If there are three things I will remember about the summer it would be 1. cooler than normal temps (love it!), 2. insomnia (hate it!) and 3. I can't come up with a third due to lack of sleep. I had my bouts of insomnia with each pregnancy, and no--I am not currently pregnant. Usually I am woken up to go to the bathroom, or hubby is snoring, or the cat sounds like he's going to hack up a furball and then I can't get back to sleep.

I will say that having insomnia in 2009 is way better than in 2003 and even 2005. You see, back when I was pregnant with Emma we only had cable and dial-up internet. My late nights/early mornings were spent channel surfing and deciding which would be better to watch--reruns of Roseanne on Nick at Night or infomercials. Now we have high speed dial-up, satellite dish service, and DVR. Usually my first stop on the insomnia bus is on the computer, and there I will sit for an hour or two. Let me tell you, not many people update their Facebook status from 2-4 am unless they are in a different country. Although one time I did have quite the IM conversation with my BIL (who keeps very odd hours) where we came up with what we thought was a lucrative business proposal.

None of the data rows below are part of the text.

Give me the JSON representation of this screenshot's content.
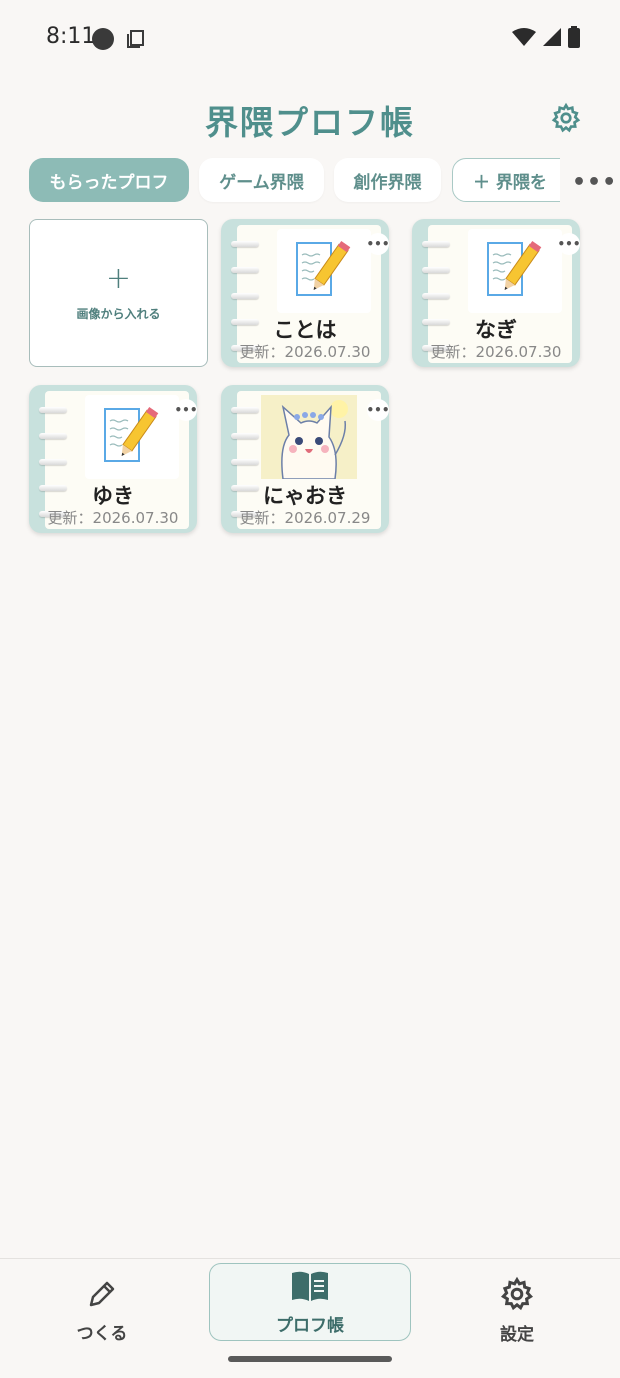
{
  "status": {
    "time": "8:11"
  },
  "header": {
    "title": "界隈プロフ帳"
  },
  "tabs": [
    {
      "label": "もらったプロフ",
      "active": true
    },
    {
      "label": "ゲーム界隈",
      "active": false
    },
    {
      "label": "創作界隈",
      "active": false
    },
    {
      "label": "＋ 界隈を",
      "active": false
    }
  ],
  "more_label": "•••",
  "import_card": {
    "plus": "+",
    "label": "画像から入れる"
  },
  "cards": [
    {
      "name": "ことは",
      "date": "更新：2026.07.30",
      "thumbnail": "memo-pencil-icon"
    },
    {
      "name": "なぎ",
      "date": "更新：2026.07.30",
      "thumbnail": "memo-pencil-icon"
    },
    {
      "name": "ゆき",
      "date": "更新：2026.07.30",
      "thumbnail": "memo-pencil-icon"
    },
    {
      "name": "にゃおき",
      "date": "更新：2026.07.29",
      "thumbnail": "cat-illustration"
    }
  ],
  "card_menu_label": "•••",
  "bottom_nav": [
    {
      "label": "つくる",
      "icon": "pencil-icon",
      "active": false
    },
    {
      "label": "プロフ帳",
      "icon": "book-icon",
      "active": true
    },
    {
      "label": "設定",
      "icon": "gear-icon",
      "active": false
    }
  ],
  "colors": {
    "accent": "#4f8f8c",
    "active_tab": "#8dbbb6",
    "card_bg": "#c8e1dd",
    "background": "#f9f7f5"
  }
}
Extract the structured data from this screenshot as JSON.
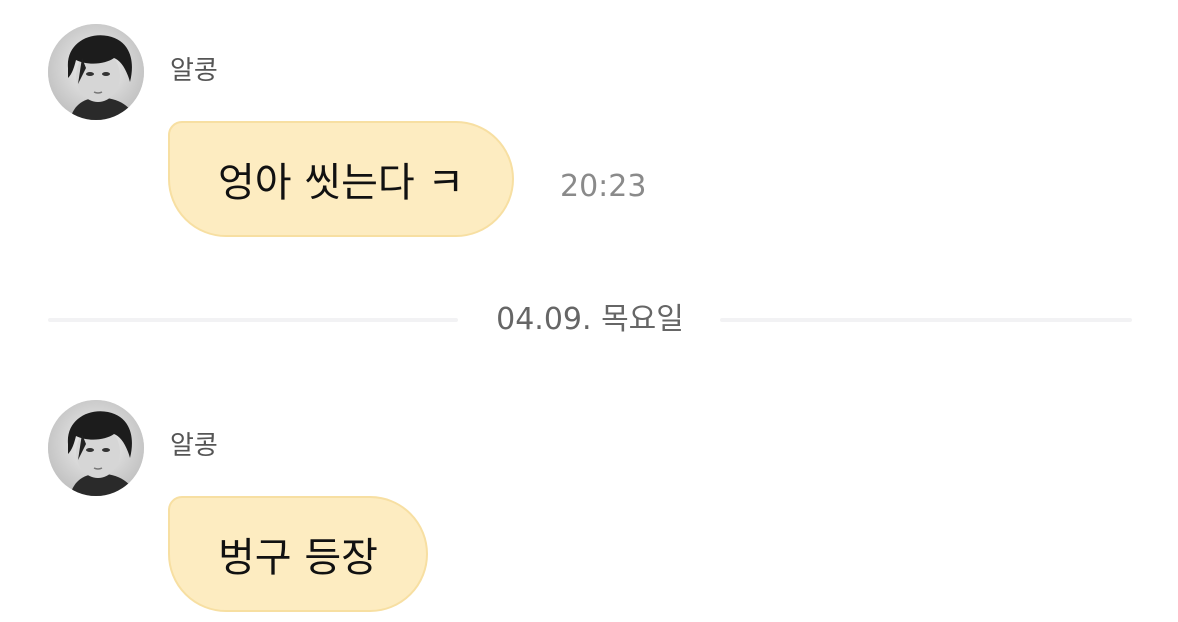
{
  "messages": [
    {
      "sender": "알콩",
      "text": "엉아 씻는다 ㅋ",
      "time": "20:23",
      "avatar_icon": "profile-photo"
    },
    {
      "sender": "알콩",
      "text": "벙구 등장",
      "time": "",
      "avatar_icon": "profile-photo"
    }
  ],
  "date_divider": {
    "label": "04.09. 목요일"
  },
  "colors": {
    "bubble_bg": "#fdecc1",
    "bubble_border": "#f7dfa2",
    "time_text": "#8a8a8a",
    "divider_line": "#f2f2f4"
  }
}
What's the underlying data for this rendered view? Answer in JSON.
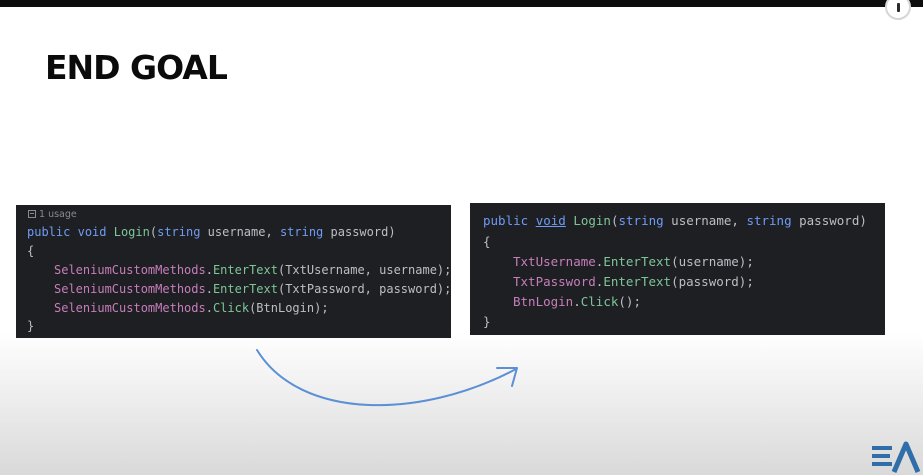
{
  "slide": {
    "title": "END GOAL"
  },
  "left_code": {
    "usage_hint": "1 usage",
    "line1": {
      "kw1": "public",
      "kw2": "void",
      "fn": "Login",
      "p1": "(",
      "t1": "string",
      "p2": " username, ",
      "t2": "string",
      "p3": " password)"
    },
    "brace_open": "{",
    "line3": {
      "cls": "SeleniumCustomMethods",
      "dot": ".",
      "method": "EnterText",
      "args": "(TxtUsername, username);"
    },
    "line4": {
      "cls": "SeleniumCustomMethods",
      "dot": ".",
      "method": "EnterText",
      "args": "(TxtPassword, password);"
    },
    "line5": {
      "cls": "SeleniumCustomMethods",
      "dot": ".",
      "method": "Click",
      "args": "(BtnLogin);"
    },
    "brace_close": "}"
  },
  "right_code": {
    "line1": {
      "kw1": "public",
      "kw2": "void",
      "fn": "Login",
      "p1": "(",
      "t1": "string",
      "p2": " username, ",
      "t2": "string",
      "p3": " password)"
    },
    "brace_open": "{",
    "line3": {
      "prop": "TxtUsername",
      "dot": ".",
      "method": "EnterText",
      "args": "(username);"
    },
    "line4": {
      "prop": "TxtPassword",
      "dot": ".",
      "method": "EnterText",
      "args": "(password);"
    },
    "line5": {
      "prop": "BtnLogin",
      "dot": ".",
      "method": "Click",
      "args": "();"
    },
    "brace_close": "}"
  },
  "colors": {
    "code_background": "#1e1f22",
    "arrow": "#5b8fd6",
    "logo": "#2f6ea8"
  },
  "icons": {
    "info": "info-icon",
    "usage": "document-icon",
    "logo": "ea-logo"
  }
}
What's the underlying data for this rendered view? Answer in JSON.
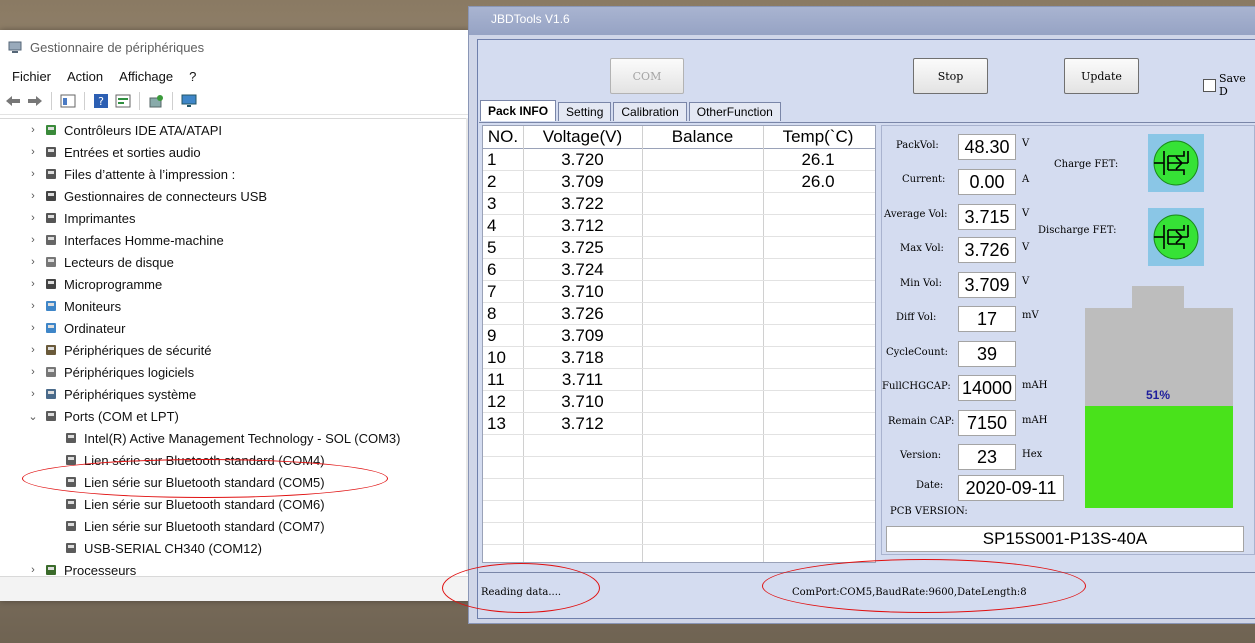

Anyway, last night was yet another sleepless night. I got up around 1 am and couldn't get back to sleep. I only spent about 5 minutes checking Facebook and a few other usual sites and decided to read instead. You see, I have had a book on my Goodreads "to read" list for awhile now, and for some reason unknown to me our library doesn't carry this authors books. I first read the Jen Lancaster book Bitter is the New Black a few years ago and thought she was hilarious. She has another book called Bright Lights, Big Ass (A Self-Indulgent, Surly Ex-Sorority Girl's Guide to Why It Often Sucks in the City, or Who Are These Idiots and Why Do They All Live Next Door to Me?) that I've been waiting to read and have been too lazy to put on an inter-library loan list. I was at Borders on Saturday looking for a birthday present for Leah and there in the "Buy one, Get one free" bin was the Jen Lancaster book. I started reading it yesterday afternoon and reluctantly put it down before bed. I ended up finishing it shortly before 4 am.

I thought life was good and I would get a blissful 4 hours of sleep, but about that time the thunderstorm hit. We have had very few thunderstorms this year, and this one happened to wake up Emma who came to join me in the guest bed. So maybe I got a couple hours of sleep after 5 am. That's what coffee is for, right?

On a side note, Bright Lights, Big Ass had me laughing out loud more than once yesterday. I've never seen an author so eloquently slip the term "asshat" into literary prose. She also refers to Rachel Ray as Miss Titter McHighbeams and drops the "f-bomb" enough times to practically lunge at Emma and grab the book away from her as quickly as I could because she knows how to read, you know. And I wasn't up to the task of defining asshat and f*cktard to a six year old just yet. Foul language aside (if you don't like that kind of thing), the book is hilarious.

Anyway, for as many hours as I've spent wide awake this summer when I should've been sleeping I could've gotten a lot of productive things done like alphabetize our DVD's or dust the baseboards. But then I wouldn't have had time to hone my mad skillz at Bejeweled Blitz at 3 am and catch up with all the blogs I read and get those Facebook updates from people I know in foreign countries.